● Exercise: State how many lines in the listing below include the word "screenshot". Give nothing but the number.

● Input:
- Opening Delimiter -

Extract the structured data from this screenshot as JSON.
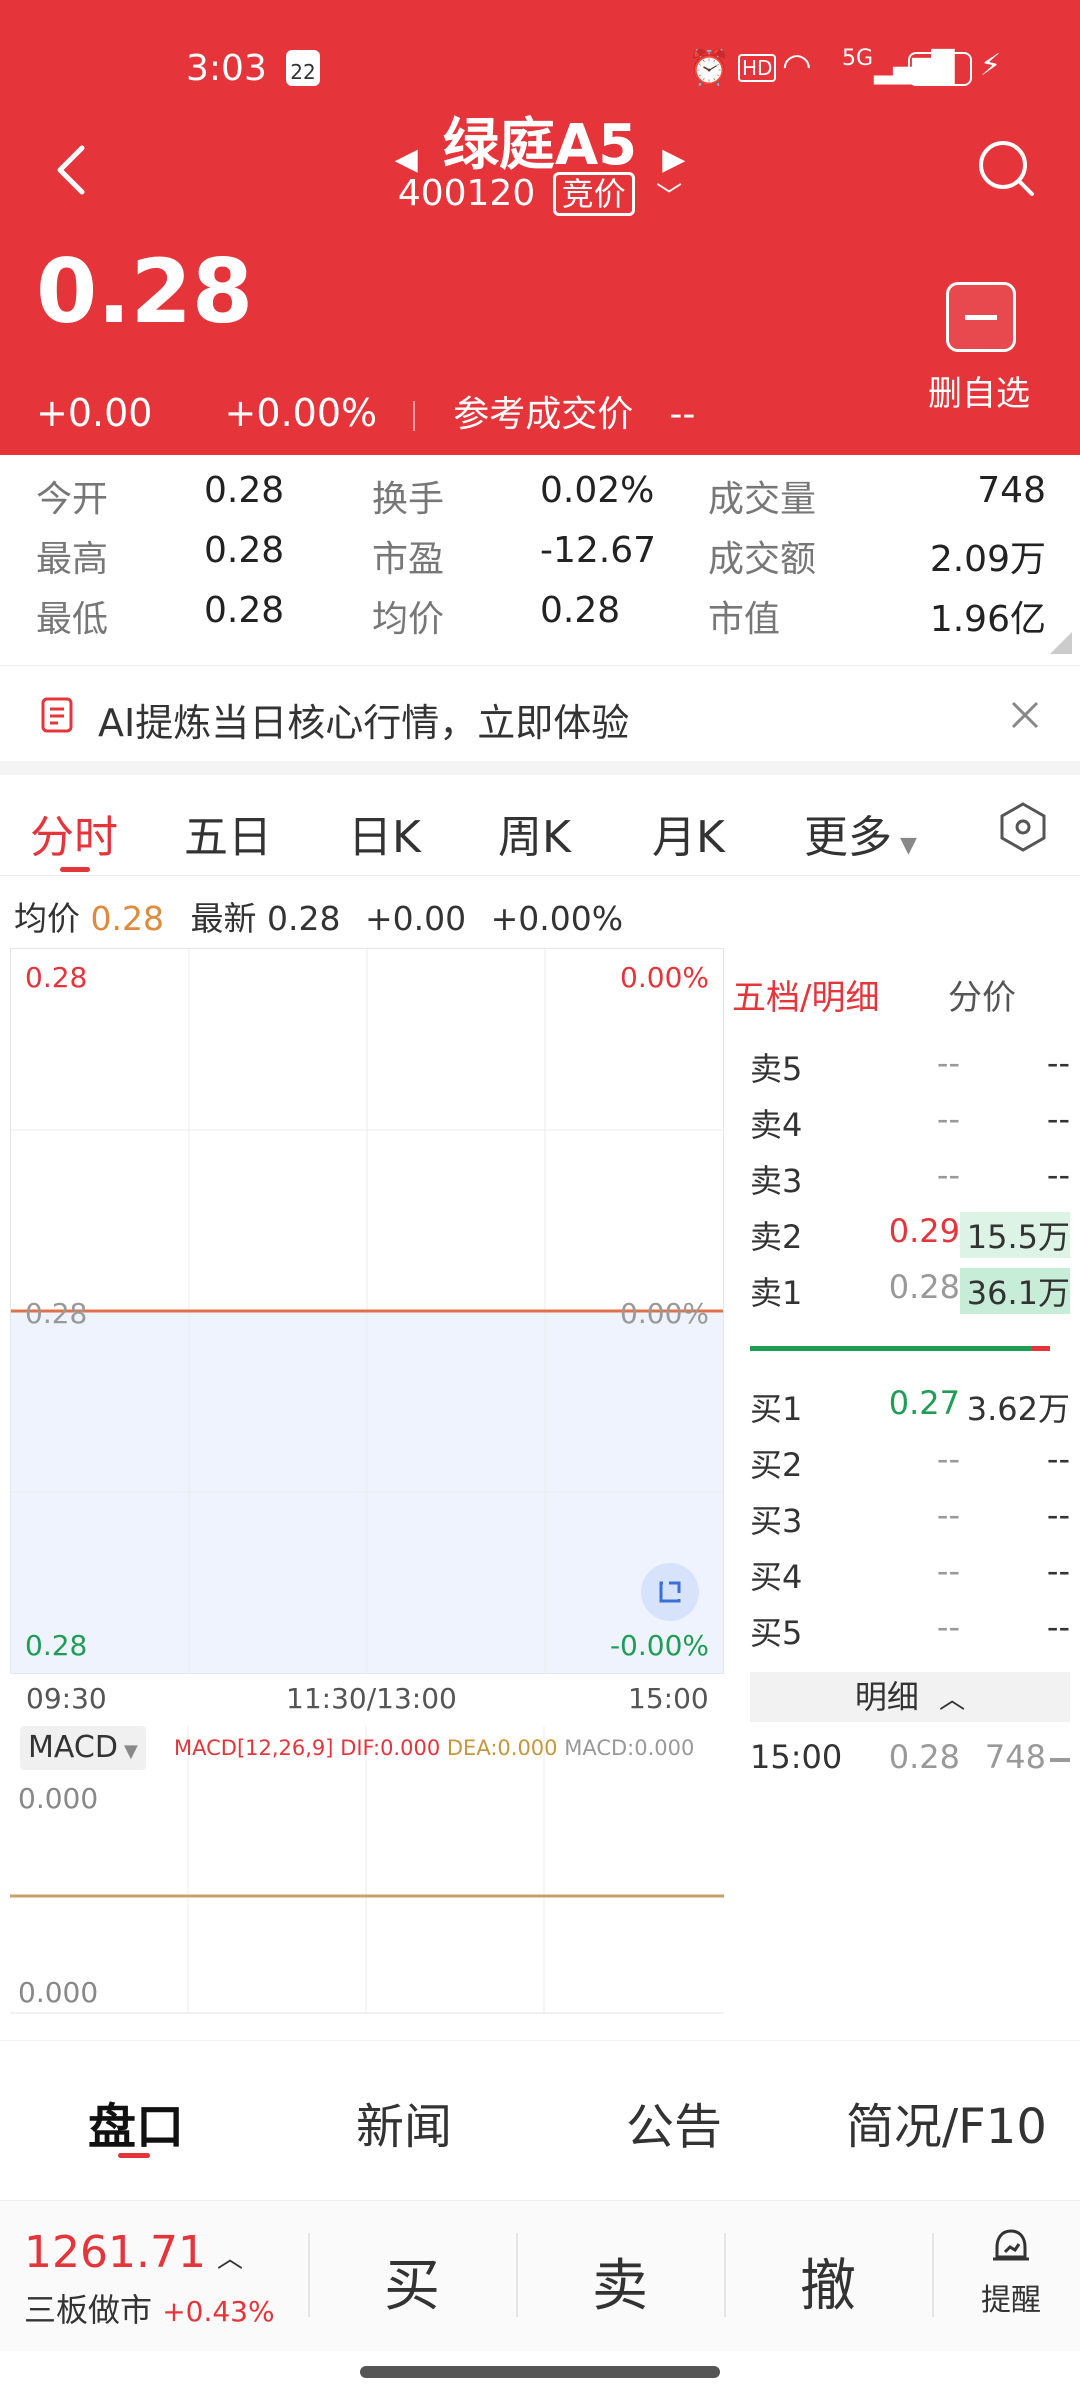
{
  "status": {
    "time": "3:03",
    "calendar_day": "22",
    "battery": "55",
    "network": "5G"
  },
  "header": {
    "back_label": "back",
    "stock_name": "绿庭A5",
    "stock_code": "400120",
    "badge": "竞价",
    "price": "0.28",
    "change": "+0.00",
    "change_pct": "+0.00%",
    "ref_label": "参考成交价",
    "ref_value": "--",
    "delete_label": "删自选"
  },
  "stats": [
    [
      {
        "l": "今开",
        "v": "0.28"
      },
      {
        "l": "换手",
        "v": "0.02%"
      },
      {
        "l": "成交量",
        "v": "748"
      }
    ],
    [
      {
        "l": "最高",
        "v": "0.28"
      },
      {
        "l": "市盈",
        "v": "-12.67"
      },
      {
        "l": "成交额",
        "v": "2.09万"
      }
    ],
    [
      {
        "l": "最低",
        "v": "0.28"
      },
      {
        "l": "均价",
        "v": "0.28"
      },
      {
        "l": "市值",
        "v": "1.96亿"
      }
    ]
  ],
  "ai_banner": {
    "text": "AI提炼当日核心行情，立即体验"
  },
  "tabs": [
    "分时",
    "五日",
    "日K",
    "周K",
    "月K",
    "更多"
  ],
  "summary": {
    "avg_label": "均价",
    "avg_value": "0.28",
    "latest_label": "最新",
    "latest_value": "0.28",
    "change": "+0.00",
    "pct": "+0.00%"
  },
  "chart": {
    "y_top": "0.28",
    "pct_top": "0.00%",
    "y_mid": "0.28",
    "pct_mid": "0.00%",
    "y_bot": "0.28",
    "pct_bot": "-0.00%",
    "x_start": "09:30",
    "x_mid": "11:30/13:00",
    "x_end": "15:00",
    "price_line": 0.28
  },
  "macd": {
    "selector": "MACD",
    "params": "MACD[12,26,9]",
    "dif": "DIF:0.000",
    "dea": "DEA:0.000",
    "macd": "MACD:0.000",
    "y_top": "0.000",
    "y_bot": "0.000"
  },
  "orderbook": {
    "tab_active": "五档/明细",
    "tab_other": "分价",
    "asks": [
      {
        "n": "卖5",
        "p": "--",
        "v": "--"
      },
      {
        "n": "卖4",
        "p": "--",
        "v": "--"
      },
      {
        "n": "卖3",
        "p": "--",
        "v": "--"
      },
      {
        "n": "卖2",
        "p": "0.29",
        "v": "15.5万"
      },
      {
        "n": "卖1",
        "p": "0.28",
        "v": "36.1万"
      }
    ],
    "bids": [
      {
        "n": "买1",
        "p": "0.27",
        "v": "3.62万"
      },
      {
        "n": "买2",
        "p": "--",
        "v": "--"
      },
      {
        "n": "买3",
        "p": "--",
        "v": "--"
      },
      {
        "n": "买4",
        "p": "--",
        "v": "--"
      },
      {
        "n": "买5",
        "p": "--",
        "v": "--"
      }
    ],
    "detail_label": "明细",
    "detail_row": {
      "time": "15:00",
      "price": "0.28",
      "vol": "748"
    }
  },
  "bottom_nav": [
    "盘口",
    "新闻",
    "公告",
    "简况/F10"
  ],
  "market": {
    "index_value": "1261.71",
    "index_name": "三板做市",
    "index_pct": "+0.43%"
  },
  "trade": {
    "buy": "买",
    "sell": "卖",
    "cancel": "撤",
    "alert": "提醒"
  },
  "colors": {
    "accent": "#e5353a",
    "up": "#e5353a",
    "down": "#1f9d55",
    "avg": "#e08a3c",
    "fill": "#eef3fd"
  }
}
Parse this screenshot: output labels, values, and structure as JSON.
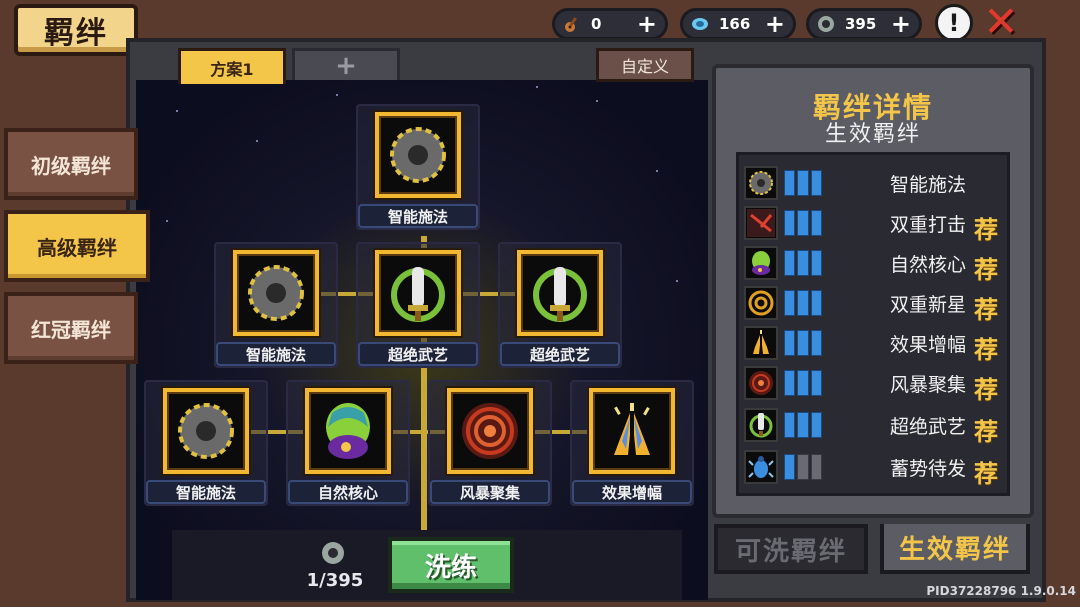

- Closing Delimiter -

● Worked solution: 2